══ Working data ══

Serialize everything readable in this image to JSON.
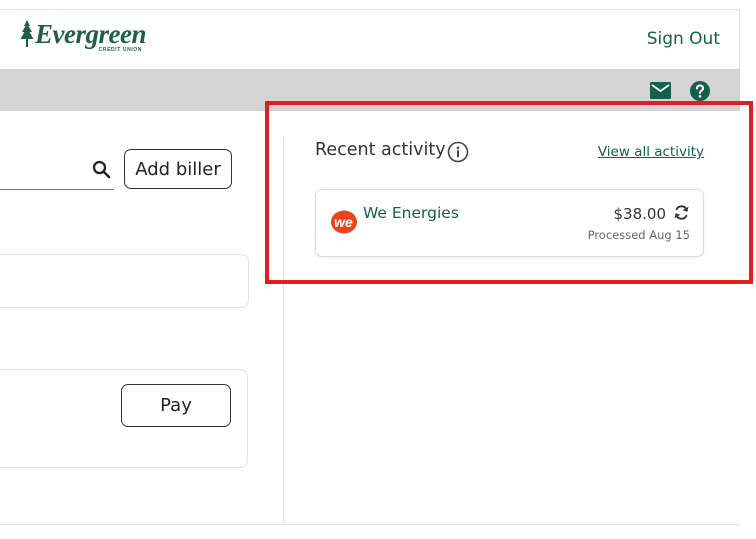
{
  "header": {
    "logo_name": "Evergreen",
    "logo_sub": "CREDIT UNION",
    "sign_out_label": "Sign Out"
  },
  "toolbar": {
    "icons": [
      "mail-icon",
      "help-icon"
    ]
  },
  "bill_pay": {
    "add_biller_label": "Add biller",
    "pay_label": "Pay",
    "search_icon": "search-icon"
  },
  "recent_activity": {
    "title": "Recent activity",
    "view_all_label": "View all activity",
    "items": [
      {
        "payee": "We Energies",
        "logo_text": "we",
        "amount": "$38.00",
        "status": "Processed Aug 15",
        "recurring_icon": "recurring-icon"
      }
    ]
  },
  "colors": {
    "brand_green": "#13614a",
    "band_grey": "#d4d4d4",
    "highlight_red": "#e02020",
    "payee_logo_orange": "#e8441b"
  }
}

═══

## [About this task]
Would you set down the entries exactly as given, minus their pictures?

## [Output for this exercise]
Serialize everything readable in this image to JSON.
{
  "header": {
    "logo_name": "Evergreen",
    "logo_sub": "CREDIT UNION",
    "sign_out_label": "Sign Out"
  },
  "toolbar": {
    "icons": [
      "mail-icon",
      "help-icon"
    ]
  },
  "bill_pay": {
    "add_biller_label": "Add biller",
    "pay_label": "Pay",
    "search_icon": "search-icon"
  },
  "recent_activity": {
    "title": "Recent activity",
    "view_all_label": "View all activity",
    "items": [
      {
        "payee": "We Energies",
        "logo_text": "we",
        "amount": "$38.00",
        "status": "Processed Aug 15",
        "recurring_icon": "recurring-icon"
      }
    ]
  },
  "colors": {
    "brand_green": "#13614a",
    "band_grey": "#d4d4d4",
    "highlight_red": "#e02020",
    "payee_logo_orange": "#e8441b"
  }
}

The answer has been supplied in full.